━━━━━ Given information ━━━━━

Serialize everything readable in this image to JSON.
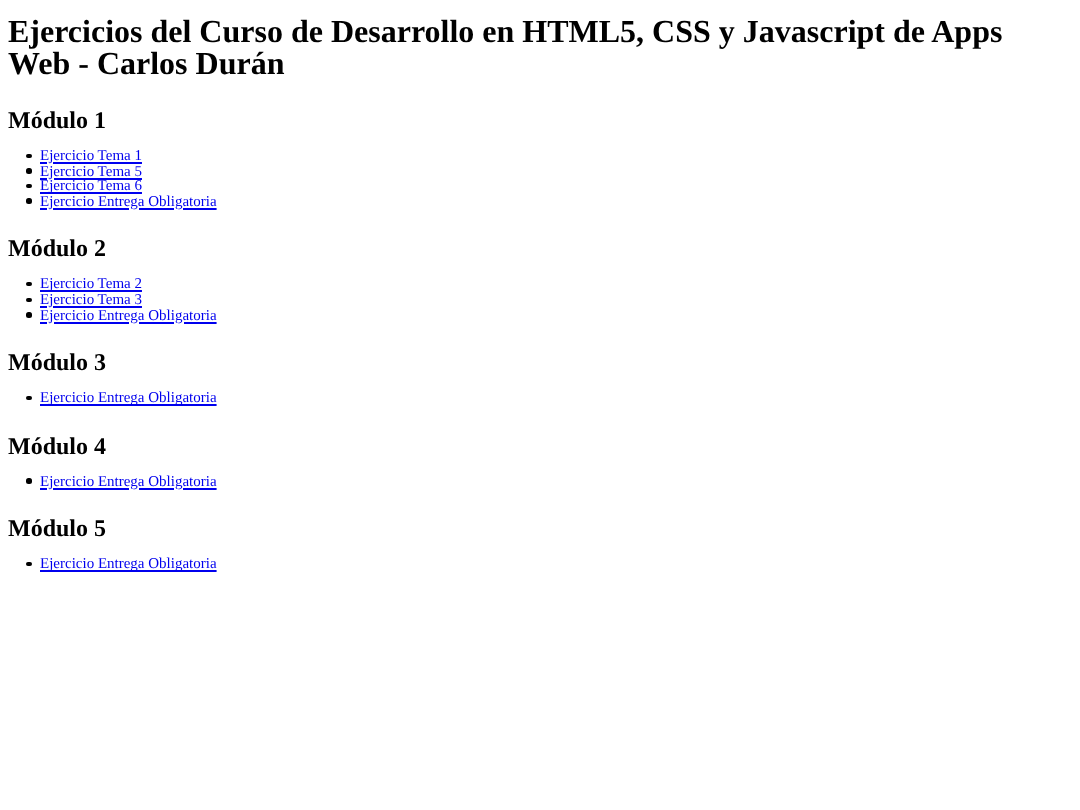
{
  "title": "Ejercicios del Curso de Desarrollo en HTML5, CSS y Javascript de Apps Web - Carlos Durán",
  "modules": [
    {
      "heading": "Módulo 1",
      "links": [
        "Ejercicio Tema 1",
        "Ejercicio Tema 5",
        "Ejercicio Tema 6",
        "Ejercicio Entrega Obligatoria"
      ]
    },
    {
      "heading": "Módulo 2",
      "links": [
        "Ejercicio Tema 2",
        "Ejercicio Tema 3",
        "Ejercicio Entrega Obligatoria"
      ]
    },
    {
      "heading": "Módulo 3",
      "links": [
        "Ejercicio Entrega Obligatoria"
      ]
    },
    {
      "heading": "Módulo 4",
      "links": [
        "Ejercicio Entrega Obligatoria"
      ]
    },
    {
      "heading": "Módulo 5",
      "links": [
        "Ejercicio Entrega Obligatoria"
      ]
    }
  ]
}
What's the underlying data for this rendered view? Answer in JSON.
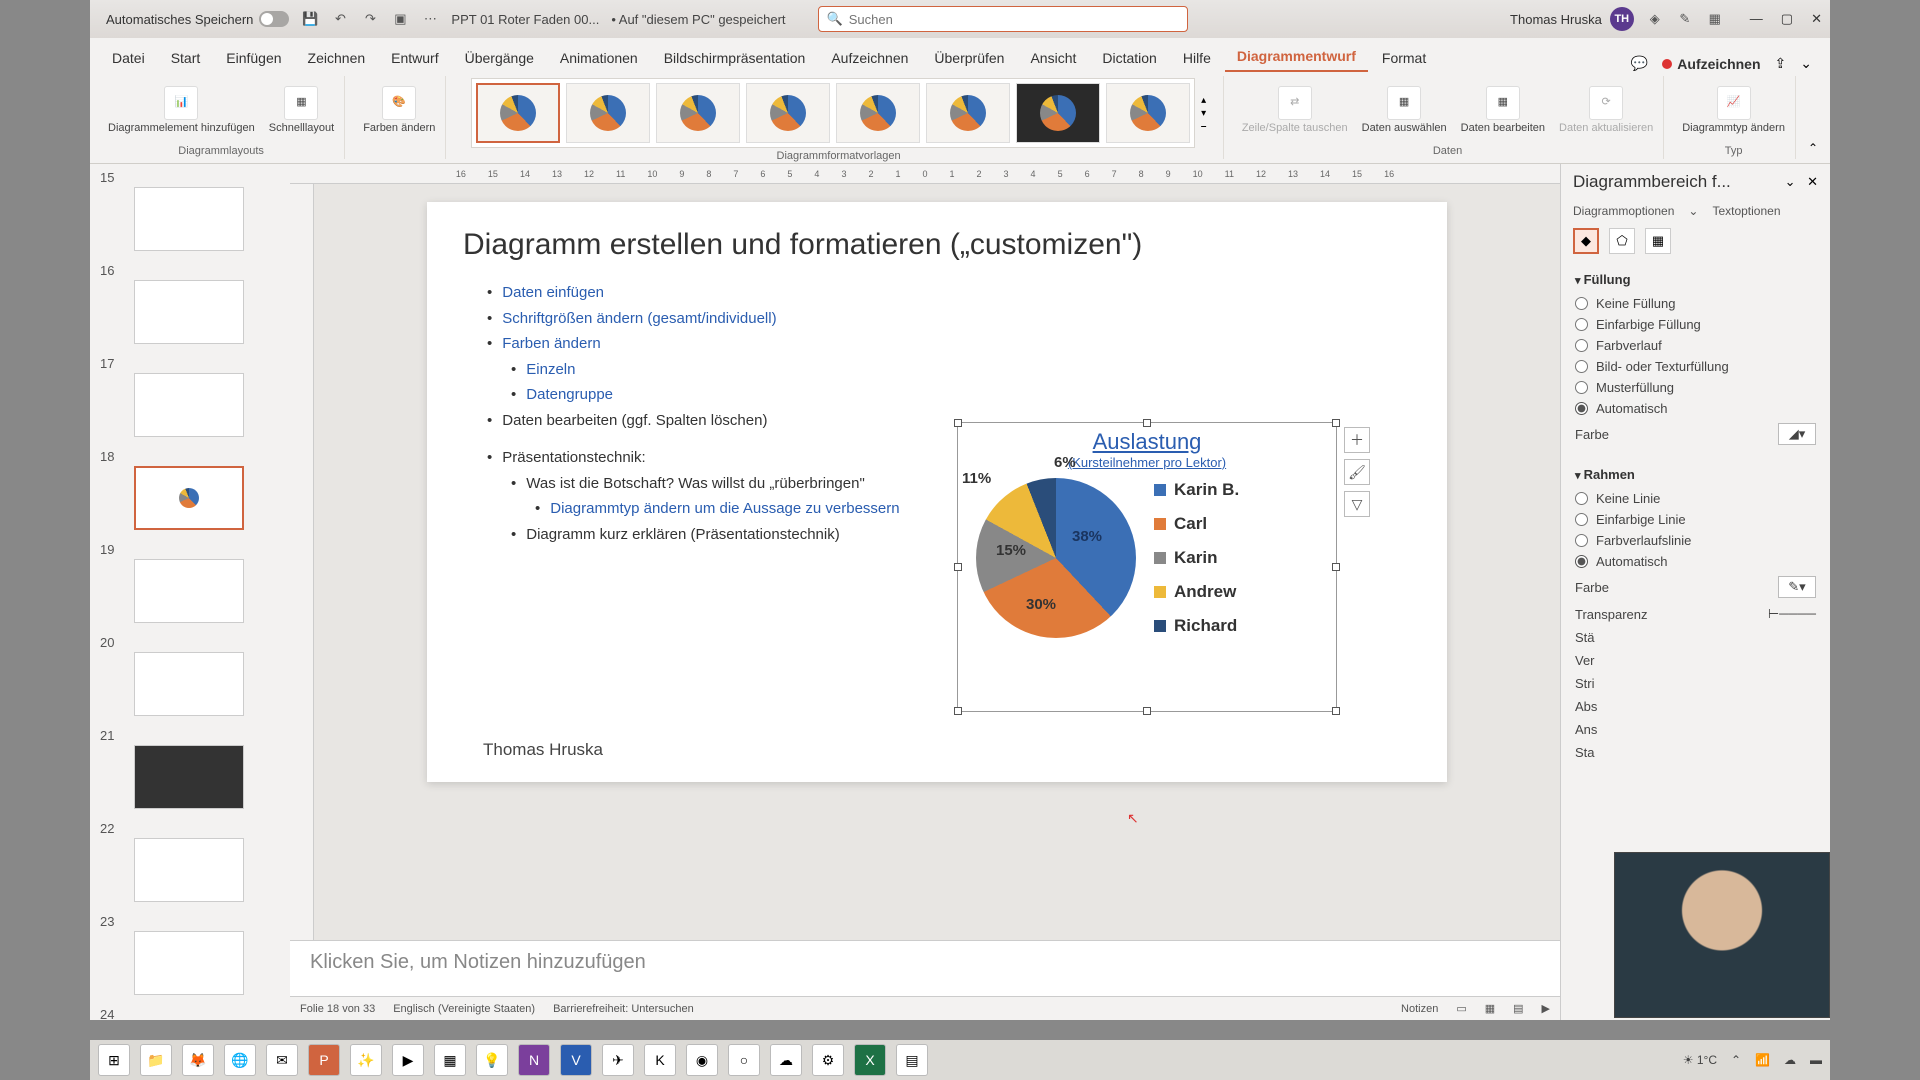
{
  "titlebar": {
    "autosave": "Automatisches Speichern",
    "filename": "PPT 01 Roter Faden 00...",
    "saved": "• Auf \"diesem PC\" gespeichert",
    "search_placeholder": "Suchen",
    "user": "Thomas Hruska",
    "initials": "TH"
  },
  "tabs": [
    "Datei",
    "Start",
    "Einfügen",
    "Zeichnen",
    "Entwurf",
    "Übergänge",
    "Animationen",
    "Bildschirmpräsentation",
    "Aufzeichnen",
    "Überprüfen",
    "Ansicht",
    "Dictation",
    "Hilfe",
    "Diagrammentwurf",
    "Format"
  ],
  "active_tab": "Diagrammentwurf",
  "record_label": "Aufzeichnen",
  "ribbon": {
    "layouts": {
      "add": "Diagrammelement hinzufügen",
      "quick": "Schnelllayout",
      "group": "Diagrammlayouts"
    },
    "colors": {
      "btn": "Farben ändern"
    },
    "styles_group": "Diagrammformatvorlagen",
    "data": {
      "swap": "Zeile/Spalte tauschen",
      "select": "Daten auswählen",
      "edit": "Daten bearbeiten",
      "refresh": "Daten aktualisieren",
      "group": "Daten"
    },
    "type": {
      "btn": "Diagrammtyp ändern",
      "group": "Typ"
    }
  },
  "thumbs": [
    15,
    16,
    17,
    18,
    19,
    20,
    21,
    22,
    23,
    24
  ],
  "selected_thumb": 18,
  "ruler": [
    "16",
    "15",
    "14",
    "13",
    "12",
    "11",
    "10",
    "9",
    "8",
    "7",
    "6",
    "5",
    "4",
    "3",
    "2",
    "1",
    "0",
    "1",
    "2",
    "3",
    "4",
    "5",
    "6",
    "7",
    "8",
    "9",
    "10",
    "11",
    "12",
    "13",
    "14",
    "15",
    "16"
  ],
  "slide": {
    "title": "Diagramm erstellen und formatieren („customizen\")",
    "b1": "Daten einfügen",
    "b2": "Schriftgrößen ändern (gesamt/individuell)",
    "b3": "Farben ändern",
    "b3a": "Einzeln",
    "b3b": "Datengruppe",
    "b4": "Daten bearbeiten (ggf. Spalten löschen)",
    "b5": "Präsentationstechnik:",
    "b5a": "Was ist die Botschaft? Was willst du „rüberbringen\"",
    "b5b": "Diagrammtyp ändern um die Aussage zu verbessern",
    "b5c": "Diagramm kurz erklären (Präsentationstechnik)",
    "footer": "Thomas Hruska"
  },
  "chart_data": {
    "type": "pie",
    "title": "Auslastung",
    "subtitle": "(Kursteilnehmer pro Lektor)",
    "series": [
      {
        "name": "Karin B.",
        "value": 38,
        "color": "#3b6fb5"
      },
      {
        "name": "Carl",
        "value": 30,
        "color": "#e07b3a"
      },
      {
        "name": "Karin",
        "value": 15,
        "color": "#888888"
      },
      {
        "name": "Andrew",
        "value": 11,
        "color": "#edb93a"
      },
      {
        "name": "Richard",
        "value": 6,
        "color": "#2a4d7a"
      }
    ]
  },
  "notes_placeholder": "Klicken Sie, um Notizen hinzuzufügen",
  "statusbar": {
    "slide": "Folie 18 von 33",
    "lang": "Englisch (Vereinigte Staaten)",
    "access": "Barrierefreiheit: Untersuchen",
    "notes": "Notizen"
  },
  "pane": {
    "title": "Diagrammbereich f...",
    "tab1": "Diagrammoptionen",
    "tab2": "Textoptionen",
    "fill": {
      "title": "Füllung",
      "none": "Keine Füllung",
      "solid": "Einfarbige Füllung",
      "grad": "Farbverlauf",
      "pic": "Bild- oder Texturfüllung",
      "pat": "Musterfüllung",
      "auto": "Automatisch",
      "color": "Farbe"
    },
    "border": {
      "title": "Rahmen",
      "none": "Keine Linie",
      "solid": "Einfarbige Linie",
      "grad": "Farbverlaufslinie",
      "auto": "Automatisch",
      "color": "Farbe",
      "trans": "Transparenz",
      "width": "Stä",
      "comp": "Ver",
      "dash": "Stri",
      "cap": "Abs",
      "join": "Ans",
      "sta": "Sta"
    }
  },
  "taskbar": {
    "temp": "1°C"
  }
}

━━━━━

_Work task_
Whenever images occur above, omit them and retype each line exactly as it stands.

_Task response_
Serialize everything readable in this image to JSON.
{
  "title": "Ejercicios del Curso de Desarrollo en HTML5, CSS y Javascript de Apps Web - Carlos Durán",
  "modules": [
    {
      "heading": "Módulo 1",
      "links": [
        "Ejercicio Tema 1",
        "Ejercicio Tema 5",
        "Ejercicio Tema 6",
        "Ejercicio Entrega Obligatoria"
      ]
    },
    {
      "heading": "Módulo 2",
      "links": [
        "Ejercicio Tema 2",
        "Ejercicio Tema 3",
        "Ejercicio Entrega Obligatoria"
      ]
    },
    {
      "heading": "Módulo 3",
      "links": [
        "Ejercicio Entrega Obligatoria"
      ]
    },
    {
      "heading": "Módulo 4",
      "links": [
        "Ejercicio Entrega Obligatoria"
      ]
    },
    {
      "heading": "Módulo 5",
      "links": [
        "Ejercicio Entrega Obligatoria"
      ]
    }
  ]
}
What's the underlying data for this rendered view? Answer in JSON.
{
  "titlebar": {
    "autosave": "Automatisches Speichern",
    "filename": "PPT 01 Roter Faden 00...",
    "saved": "• Auf \"diesem PC\" gespeichert",
    "search_placeholder": "Suchen",
    "user": "Thomas Hruska",
    "initials": "TH"
  },
  "tabs": [
    "Datei",
    "Start",
    "Einfügen",
    "Zeichnen",
    "Entwurf",
    "Übergänge",
    "Animationen",
    "Bildschirmpräsentation",
    "Aufzeichnen",
    "Überprüfen",
    "Ansicht",
    "Dictation",
    "Hilfe",
    "Diagrammentwurf",
    "Format"
  ],
  "active_tab": "Diagrammentwurf",
  "record_label": "Aufzeichnen",
  "ribbon": {
    "layouts": {
      "add": "Diagrammelement hinzufügen",
      "quick": "Schnelllayout",
      "group": "Diagrammlayouts"
    },
    "colors": {
      "btn": "Farben ändern"
    },
    "styles_group": "Diagrammformatvorlagen",
    "data": {
      "swap": "Zeile/Spalte tauschen",
      "select": "Daten auswählen",
      "edit": "Daten bearbeiten",
      "refresh": "Daten aktualisieren",
      "group": "Daten"
    },
    "type": {
      "btn": "Diagrammtyp ändern",
      "group": "Typ"
    }
  },
  "thumbs": [
    15,
    16,
    17,
    18,
    19,
    20,
    21,
    22,
    23,
    24
  ],
  "selected_thumb": 18,
  "ruler": [
    "16",
    "15",
    "14",
    "13",
    "12",
    "11",
    "10",
    "9",
    "8",
    "7",
    "6",
    "5",
    "4",
    "3",
    "2",
    "1",
    "0",
    "1",
    "2",
    "3",
    "4",
    "5",
    "6",
    "7",
    "8",
    "9",
    "10",
    "11",
    "12",
    "13",
    "14",
    "15",
    "16"
  ],
  "slide": {
    "title": "Diagramm erstellen und formatieren („customizen\")",
    "b1": "Daten einfügen",
    "b2": "Schriftgrößen ändern (gesamt/individuell)",
    "b3": "Farben ändern",
    "b3a": "Einzeln",
    "b3b": "Datengruppe",
    "b4": "Daten bearbeiten (ggf. Spalten löschen)",
    "b5": "Präsentationstechnik:",
    "b5a": "Was ist die Botschaft? Was willst du „rüberbringen\"",
    "b5b": "Diagrammtyp ändern um die Aussage zu verbessern",
    "b5c": "Diagramm kurz erklären (Präsentationstechnik)",
    "footer": "Thomas Hruska"
  },
  "chart_data": {
    "type": "pie",
    "title": "Auslastung",
    "subtitle": "(Kursteilnehmer pro Lektor)",
    "series": [
      {
        "name": "Karin B.",
        "value": 38,
        "color": "#3b6fb5"
      },
      {
        "name": "Carl",
        "value": 30,
        "color": "#e07b3a"
      },
      {
        "name": "Karin",
        "value": 15,
        "color": "#888888"
      },
      {
        "name": "Andrew",
        "value": 11,
        "color": "#edb93a"
      },
      {
        "name": "Richard",
        "value": 6,
        "color": "#2a4d7a"
      }
    ]
  },
  "notes_placeholder": "Klicken Sie, um Notizen hinzuzufügen",
  "statusbar": {
    "slide": "Folie 18 von 33",
    "lang": "Englisch (Vereinigte Staaten)",
    "access": "Barrierefreiheit: Untersuchen",
    "notes": "Notizen"
  },
  "pane": {
    "title": "Diagrammbereich f...",
    "tab1": "Diagrammoptionen",
    "tab2": "Textoptionen",
    "fill": {
      "title": "Füllung",
      "none": "Keine Füllung",
      "solid": "Einfarbige Füllung",
      "grad": "Farbverlauf",
      "pic": "Bild- oder Texturfüllung",
      "pat": "Musterfüllung",
      "auto": "Automatisch",
      "color": "Farbe"
    },
    "border": {
      "title": "Rahmen",
      "none": "Keine Linie",
      "solid": "Einfarbige Linie",
      "grad": "Farbverlaufslinie",
      "auto": "Automatisch",
      "color": "Farbe",
      "trans": "Transparenz",
      "width": "Stä",
      "comp": "Ver",
      "dash": "Stri",
      "cap": "Abs",
      "join": "Ans",
      "sta": "Sta"
    }
  },
  "taskbar": {
    "temp": "1°C"
  }
}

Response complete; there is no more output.